REQUIREMENT: Among the lines of the data, copy those that hold "name".

INFORMATION:

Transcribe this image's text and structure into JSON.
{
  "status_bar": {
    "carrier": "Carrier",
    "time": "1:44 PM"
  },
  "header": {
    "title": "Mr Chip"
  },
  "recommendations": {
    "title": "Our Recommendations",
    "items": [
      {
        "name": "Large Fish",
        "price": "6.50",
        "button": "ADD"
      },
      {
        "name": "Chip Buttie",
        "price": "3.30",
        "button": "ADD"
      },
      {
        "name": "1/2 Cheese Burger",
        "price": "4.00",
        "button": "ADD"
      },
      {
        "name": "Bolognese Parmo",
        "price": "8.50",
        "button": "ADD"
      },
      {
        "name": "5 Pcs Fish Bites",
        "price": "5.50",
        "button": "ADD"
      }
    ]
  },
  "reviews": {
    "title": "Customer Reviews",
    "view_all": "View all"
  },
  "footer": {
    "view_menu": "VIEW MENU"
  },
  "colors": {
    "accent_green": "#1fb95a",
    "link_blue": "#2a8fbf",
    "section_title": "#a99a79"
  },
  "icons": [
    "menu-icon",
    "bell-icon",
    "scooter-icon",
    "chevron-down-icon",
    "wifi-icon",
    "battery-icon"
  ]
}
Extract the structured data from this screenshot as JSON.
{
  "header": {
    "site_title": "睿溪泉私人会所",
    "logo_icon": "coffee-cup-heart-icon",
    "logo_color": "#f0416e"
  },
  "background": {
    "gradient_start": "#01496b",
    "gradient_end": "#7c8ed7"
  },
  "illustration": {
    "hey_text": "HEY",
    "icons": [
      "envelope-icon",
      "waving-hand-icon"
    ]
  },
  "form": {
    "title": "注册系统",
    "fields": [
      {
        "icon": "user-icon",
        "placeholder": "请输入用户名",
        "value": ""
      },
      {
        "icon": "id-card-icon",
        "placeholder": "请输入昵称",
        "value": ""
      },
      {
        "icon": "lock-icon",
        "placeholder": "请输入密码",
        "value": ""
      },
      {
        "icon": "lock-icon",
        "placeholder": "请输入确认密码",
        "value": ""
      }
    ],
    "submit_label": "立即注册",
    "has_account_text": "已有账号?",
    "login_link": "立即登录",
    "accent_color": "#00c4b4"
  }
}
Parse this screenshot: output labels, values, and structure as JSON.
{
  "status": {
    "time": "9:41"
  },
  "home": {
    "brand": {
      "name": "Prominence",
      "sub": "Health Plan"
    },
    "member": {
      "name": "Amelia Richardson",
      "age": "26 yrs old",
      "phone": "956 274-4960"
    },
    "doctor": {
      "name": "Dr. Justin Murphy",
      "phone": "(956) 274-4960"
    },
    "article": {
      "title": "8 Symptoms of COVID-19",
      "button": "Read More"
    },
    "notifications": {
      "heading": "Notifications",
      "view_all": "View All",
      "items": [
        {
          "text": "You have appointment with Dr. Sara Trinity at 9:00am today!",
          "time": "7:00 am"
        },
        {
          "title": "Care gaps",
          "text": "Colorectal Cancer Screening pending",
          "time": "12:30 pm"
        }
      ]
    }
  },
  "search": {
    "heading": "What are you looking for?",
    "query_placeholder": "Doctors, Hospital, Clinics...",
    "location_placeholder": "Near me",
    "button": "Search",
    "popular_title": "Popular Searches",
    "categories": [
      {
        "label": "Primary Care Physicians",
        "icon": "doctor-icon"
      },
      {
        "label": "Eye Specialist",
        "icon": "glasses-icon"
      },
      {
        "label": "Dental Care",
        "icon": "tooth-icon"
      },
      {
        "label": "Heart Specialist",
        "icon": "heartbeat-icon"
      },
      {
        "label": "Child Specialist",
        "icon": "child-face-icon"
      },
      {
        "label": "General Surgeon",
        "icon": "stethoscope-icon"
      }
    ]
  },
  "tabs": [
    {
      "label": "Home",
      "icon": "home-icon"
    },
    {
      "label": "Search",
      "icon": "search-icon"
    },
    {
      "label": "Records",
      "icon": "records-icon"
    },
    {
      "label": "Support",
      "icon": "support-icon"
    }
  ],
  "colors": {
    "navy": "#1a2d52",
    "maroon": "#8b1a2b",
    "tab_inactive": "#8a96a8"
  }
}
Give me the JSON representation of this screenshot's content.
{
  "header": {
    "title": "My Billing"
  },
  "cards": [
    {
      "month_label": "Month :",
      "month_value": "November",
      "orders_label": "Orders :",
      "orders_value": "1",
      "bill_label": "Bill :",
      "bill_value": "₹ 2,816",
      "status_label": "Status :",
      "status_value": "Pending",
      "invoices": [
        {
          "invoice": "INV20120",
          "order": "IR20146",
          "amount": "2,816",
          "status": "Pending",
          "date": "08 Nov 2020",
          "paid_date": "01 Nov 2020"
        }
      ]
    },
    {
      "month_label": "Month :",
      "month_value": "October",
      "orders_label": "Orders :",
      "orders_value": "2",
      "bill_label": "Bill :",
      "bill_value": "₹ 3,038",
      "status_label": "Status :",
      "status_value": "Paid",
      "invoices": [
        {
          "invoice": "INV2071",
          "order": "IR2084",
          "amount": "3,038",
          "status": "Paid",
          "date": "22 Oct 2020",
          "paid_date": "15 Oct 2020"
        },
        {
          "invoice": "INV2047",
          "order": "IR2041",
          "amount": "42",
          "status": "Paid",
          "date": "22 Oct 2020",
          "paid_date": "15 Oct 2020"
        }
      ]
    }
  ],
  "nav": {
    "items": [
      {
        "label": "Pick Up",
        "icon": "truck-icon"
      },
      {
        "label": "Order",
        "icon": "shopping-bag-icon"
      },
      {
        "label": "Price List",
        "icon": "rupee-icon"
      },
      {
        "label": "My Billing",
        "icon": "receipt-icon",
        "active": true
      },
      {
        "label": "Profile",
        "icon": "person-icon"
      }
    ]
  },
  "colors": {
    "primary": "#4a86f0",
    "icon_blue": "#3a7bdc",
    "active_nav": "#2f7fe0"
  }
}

RESULT OF THIS TASK:
        "name": "Large Fish",
        "name": "Chip Buttie",
        "name": "1/2 Cheese Burger",
        "name": "Bolognese Parmo",
        "name": "5 Pcs Fish Bites",
      "name": "Prominence",
      "name": "Amelia Richardson",
      "name": "Dr. Justin Murphy",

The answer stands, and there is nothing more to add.